Gilded Age gentlemen in New York, Cleveland and Chicago, whose wealth and generosity established important collections of arms and armor, were not Klan members. Nor were they royalists, or notably more racist than others of their class. George F. Harding however, whose collection is the basis for the Art Institute’s holdings, did own Marie Antoinette’s harp—the one she must have played while starving peasants ate cake. Harding also served for ten years in the Chicago City Council where he was called “the millionaire’s alderman,” and was Illinois representative to the National Republican Committee in 1936. When he died three years later, his extensive collection of armor remained in the Gothic Revival stone addition to his Kenwood home, where it served as a museum until a series of financial and legal issues pressed its chairman to donate the entire collection to the Art Institute, the full transfer of which was completed in 1989. At that time, his bequest was installed in Gunsaulus Hall, the low building that bridges the Illinois Central train tracks, where the objects were, according to my recollection at least, crowded together and dimly lit. Now the goods have been moved to a pair of new galleries on the second floor, the culmination of the Deering Family Galleries of Medieval and Renaissance Art, Arms and Armor.

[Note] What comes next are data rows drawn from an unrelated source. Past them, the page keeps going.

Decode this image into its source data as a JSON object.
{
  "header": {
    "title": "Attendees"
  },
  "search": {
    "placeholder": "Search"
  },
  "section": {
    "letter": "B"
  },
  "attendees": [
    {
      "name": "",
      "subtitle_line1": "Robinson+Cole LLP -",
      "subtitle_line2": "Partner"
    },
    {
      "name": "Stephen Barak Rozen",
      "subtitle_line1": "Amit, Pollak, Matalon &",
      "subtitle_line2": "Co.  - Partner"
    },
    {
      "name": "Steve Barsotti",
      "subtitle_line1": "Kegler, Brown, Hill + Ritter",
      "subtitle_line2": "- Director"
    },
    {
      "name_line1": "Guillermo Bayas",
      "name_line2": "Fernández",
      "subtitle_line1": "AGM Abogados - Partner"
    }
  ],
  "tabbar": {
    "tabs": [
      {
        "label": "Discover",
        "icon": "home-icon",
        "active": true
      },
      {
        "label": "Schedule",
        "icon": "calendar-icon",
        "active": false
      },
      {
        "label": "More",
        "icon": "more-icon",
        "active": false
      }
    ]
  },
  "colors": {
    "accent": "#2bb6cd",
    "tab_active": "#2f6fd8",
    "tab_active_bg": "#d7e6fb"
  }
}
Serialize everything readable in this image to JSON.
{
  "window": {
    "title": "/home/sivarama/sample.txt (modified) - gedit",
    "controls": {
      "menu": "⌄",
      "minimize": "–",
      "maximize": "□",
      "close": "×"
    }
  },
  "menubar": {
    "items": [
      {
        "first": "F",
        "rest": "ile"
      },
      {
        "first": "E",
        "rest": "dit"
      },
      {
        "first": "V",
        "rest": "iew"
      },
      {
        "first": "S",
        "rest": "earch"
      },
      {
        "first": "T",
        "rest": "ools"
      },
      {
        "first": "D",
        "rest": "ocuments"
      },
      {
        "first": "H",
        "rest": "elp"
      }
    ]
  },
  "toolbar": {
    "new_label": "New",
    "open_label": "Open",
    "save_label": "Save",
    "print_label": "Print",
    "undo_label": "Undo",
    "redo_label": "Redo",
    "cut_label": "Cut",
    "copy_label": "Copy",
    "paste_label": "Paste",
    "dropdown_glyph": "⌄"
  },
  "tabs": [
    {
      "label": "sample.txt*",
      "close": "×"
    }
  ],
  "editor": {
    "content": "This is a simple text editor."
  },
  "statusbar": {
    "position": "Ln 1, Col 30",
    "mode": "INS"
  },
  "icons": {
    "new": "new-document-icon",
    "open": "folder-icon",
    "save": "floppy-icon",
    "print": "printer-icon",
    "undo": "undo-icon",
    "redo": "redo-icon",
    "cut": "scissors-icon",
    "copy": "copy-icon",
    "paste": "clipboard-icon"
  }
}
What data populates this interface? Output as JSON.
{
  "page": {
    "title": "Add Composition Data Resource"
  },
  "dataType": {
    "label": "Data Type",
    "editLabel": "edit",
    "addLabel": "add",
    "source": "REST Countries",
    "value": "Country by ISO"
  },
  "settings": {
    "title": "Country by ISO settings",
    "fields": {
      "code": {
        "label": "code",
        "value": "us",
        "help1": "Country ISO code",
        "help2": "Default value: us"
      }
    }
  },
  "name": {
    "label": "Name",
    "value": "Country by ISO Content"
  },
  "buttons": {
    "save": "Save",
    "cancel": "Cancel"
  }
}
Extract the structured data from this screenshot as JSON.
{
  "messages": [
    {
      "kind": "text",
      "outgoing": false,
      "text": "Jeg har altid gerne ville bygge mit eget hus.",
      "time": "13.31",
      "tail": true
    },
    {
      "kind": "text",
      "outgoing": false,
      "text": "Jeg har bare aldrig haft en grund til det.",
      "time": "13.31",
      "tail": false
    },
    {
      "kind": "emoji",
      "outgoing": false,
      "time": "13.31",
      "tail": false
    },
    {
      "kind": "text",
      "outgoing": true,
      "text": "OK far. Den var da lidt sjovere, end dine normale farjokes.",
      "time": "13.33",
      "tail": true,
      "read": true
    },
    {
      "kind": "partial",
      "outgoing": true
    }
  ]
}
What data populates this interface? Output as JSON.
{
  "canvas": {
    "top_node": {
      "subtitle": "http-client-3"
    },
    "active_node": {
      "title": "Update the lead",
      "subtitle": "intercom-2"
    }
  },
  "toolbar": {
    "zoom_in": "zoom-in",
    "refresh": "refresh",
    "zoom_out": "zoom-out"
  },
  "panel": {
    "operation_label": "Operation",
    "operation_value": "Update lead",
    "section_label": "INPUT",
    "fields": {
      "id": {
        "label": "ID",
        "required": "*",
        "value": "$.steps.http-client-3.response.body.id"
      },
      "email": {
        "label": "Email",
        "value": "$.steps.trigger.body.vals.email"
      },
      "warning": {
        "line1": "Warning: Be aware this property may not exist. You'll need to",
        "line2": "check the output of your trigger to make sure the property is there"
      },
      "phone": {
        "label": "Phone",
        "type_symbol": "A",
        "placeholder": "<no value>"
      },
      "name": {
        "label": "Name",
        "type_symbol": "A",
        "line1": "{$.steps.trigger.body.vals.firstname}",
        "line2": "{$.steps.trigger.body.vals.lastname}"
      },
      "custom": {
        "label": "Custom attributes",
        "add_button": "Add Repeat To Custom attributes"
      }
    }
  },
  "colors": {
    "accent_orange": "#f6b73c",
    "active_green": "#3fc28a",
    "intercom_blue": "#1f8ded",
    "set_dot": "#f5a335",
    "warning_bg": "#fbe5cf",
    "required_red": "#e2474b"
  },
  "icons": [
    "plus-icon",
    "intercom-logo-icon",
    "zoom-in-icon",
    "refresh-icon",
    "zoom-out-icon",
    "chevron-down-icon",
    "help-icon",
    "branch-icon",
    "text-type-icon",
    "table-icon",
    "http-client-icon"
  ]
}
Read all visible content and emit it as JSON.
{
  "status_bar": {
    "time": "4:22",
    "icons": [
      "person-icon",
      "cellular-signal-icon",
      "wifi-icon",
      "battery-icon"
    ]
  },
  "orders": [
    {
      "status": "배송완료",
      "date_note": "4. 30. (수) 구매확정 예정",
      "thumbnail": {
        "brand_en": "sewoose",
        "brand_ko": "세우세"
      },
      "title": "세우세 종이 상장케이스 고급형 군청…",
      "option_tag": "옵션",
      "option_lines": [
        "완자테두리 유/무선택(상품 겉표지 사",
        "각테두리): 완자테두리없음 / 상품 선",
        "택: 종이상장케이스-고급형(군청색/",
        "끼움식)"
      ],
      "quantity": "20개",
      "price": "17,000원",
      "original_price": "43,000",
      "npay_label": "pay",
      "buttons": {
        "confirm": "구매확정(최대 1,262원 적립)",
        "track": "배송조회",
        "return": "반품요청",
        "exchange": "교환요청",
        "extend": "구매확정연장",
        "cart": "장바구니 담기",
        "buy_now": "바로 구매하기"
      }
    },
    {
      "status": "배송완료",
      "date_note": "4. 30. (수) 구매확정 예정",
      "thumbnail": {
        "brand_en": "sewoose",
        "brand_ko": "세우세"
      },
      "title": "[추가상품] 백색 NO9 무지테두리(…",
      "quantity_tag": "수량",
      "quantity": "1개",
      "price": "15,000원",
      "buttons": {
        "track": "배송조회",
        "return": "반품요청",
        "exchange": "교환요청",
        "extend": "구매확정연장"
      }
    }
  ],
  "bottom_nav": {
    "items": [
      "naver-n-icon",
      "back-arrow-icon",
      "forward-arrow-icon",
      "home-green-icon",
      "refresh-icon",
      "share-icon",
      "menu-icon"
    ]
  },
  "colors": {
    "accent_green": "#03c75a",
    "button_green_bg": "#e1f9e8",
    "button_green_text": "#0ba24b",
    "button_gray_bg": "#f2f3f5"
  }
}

The first gallery, rectangular and high-ceilinged, with glass wall cases all around containing armaments, features a life-size knight on horseback beside another knight in full jousting regalia. The horses they bestride are very life-like, with plausible coats and manes, and even bits of mud caked on their hooves and legs. I kept checking the floor for piles of manure. A computer monitor destroys the illusion however in order to tell us the names for the parts of costume, armory and tack.
The final, narrow oblong gallery is given over to weapons of all kinds. I learned the difference between the cuirass, halberd, rapier, broadsword, pike, cutlass and dagger, and the many types of early guns. My favorite was the “Wheelock Puffer” (possibly of Christian II, c. 1580), an early example of the self-igniting pistol, with a wheel like that in a cigarette lighter. Its trigger was hard to pull, it misfired often and was difficult to aim—an ideal weapon for the Chicago police. But what I didn’t learn, amid the pageantry of the new galleries of arms and armor, was very much about warfare (real and simulated), state versus private violence, feuding, death and injury from dueling and jousting, the formation of armies, pogroms, rebellions, armories, metalsmiths, gun merchants, or chivalry and its uses. Nor did I learn much, apart from a perfunctory panel of text, about how this peculiar collection came to be formed, the life and interests of its donor, or the peculiar American story of arms collecting. Any of that—in discrete wall labels or intrusive computer screens—would have enhanced my understanding, and broken through the dark shadow cast by chivalry.